● **ACTIVITY**
Once every line below with "this" has been counted, state the total and nothing else.

● **Items from an interface collection**

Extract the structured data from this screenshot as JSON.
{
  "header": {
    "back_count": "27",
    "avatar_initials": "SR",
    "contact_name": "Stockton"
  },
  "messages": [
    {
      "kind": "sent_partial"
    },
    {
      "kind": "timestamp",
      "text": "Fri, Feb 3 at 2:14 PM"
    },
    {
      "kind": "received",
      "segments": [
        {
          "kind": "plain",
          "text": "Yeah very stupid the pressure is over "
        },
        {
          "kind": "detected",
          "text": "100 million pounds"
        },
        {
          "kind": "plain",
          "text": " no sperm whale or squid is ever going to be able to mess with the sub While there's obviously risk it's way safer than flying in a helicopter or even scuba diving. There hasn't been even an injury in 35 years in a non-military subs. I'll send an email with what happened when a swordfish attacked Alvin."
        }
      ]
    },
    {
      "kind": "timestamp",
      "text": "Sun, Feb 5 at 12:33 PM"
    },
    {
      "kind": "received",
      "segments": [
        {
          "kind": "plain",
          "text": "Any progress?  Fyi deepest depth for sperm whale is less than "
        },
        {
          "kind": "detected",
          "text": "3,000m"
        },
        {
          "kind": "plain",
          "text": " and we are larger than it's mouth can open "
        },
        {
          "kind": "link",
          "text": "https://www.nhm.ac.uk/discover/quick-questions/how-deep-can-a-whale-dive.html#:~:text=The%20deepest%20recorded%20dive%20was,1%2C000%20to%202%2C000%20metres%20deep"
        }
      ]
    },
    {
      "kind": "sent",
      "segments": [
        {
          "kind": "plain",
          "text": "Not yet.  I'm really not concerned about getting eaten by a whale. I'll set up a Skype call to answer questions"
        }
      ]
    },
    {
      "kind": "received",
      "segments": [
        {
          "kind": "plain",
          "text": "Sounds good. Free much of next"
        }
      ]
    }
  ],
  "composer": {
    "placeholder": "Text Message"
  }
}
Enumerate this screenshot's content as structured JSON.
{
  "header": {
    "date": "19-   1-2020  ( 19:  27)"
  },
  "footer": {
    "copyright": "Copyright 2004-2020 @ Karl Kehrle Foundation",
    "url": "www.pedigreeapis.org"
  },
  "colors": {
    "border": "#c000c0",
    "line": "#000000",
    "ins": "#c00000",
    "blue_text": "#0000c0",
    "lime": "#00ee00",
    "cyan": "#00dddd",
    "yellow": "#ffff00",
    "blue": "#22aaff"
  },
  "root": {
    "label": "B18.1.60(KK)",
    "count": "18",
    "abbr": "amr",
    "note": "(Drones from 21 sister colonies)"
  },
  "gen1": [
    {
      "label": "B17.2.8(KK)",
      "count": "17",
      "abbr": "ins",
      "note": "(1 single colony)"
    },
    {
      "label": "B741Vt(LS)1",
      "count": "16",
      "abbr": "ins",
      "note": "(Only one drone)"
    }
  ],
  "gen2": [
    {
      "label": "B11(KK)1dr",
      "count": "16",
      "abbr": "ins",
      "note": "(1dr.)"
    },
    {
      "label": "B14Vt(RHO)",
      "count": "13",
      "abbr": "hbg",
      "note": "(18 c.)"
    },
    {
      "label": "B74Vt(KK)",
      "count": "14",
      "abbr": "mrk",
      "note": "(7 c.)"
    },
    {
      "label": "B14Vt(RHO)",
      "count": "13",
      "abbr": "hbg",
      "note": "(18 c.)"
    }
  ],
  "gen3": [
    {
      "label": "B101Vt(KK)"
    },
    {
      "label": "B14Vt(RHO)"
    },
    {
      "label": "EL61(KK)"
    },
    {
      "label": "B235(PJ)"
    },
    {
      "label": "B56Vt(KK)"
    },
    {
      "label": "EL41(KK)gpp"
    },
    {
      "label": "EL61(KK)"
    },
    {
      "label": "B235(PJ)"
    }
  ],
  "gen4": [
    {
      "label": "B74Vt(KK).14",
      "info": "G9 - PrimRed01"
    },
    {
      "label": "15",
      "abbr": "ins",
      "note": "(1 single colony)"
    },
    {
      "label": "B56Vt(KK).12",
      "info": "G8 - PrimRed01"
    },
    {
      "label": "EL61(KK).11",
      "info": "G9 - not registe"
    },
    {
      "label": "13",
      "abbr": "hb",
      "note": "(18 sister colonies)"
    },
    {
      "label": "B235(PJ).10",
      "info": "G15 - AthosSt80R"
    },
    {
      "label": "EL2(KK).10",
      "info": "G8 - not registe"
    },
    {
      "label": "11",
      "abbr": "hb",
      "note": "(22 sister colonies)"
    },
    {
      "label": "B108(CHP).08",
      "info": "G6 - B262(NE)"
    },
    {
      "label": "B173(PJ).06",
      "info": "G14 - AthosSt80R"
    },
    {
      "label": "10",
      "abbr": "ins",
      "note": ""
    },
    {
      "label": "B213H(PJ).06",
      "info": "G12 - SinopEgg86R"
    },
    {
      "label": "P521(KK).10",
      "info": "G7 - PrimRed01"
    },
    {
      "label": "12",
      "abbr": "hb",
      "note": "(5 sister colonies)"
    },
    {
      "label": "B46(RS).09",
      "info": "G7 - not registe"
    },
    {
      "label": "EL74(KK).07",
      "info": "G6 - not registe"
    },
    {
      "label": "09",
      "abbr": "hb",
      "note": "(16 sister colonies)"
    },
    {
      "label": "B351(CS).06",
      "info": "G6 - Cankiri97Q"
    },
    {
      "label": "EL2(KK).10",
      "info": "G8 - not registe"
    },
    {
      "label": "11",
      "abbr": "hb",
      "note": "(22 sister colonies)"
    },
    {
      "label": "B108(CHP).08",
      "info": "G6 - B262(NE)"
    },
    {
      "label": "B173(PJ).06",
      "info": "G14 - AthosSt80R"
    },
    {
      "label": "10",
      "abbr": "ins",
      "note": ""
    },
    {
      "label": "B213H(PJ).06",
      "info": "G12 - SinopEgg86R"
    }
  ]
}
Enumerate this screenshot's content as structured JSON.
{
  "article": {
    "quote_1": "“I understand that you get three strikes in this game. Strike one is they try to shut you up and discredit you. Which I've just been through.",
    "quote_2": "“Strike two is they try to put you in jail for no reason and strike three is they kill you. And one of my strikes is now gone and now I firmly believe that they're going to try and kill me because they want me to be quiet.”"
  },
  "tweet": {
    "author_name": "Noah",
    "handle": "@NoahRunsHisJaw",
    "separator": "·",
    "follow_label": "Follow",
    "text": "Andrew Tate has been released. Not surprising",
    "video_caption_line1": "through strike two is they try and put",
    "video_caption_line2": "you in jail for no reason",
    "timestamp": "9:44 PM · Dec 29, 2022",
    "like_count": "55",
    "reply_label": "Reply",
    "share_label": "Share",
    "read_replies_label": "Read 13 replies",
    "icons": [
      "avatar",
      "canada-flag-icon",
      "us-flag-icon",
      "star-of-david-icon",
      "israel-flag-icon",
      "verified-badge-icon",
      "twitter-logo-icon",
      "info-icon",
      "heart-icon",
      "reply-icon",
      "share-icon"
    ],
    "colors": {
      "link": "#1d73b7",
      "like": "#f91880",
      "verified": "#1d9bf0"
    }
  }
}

● **RESULT OF THE EXERCISE**
4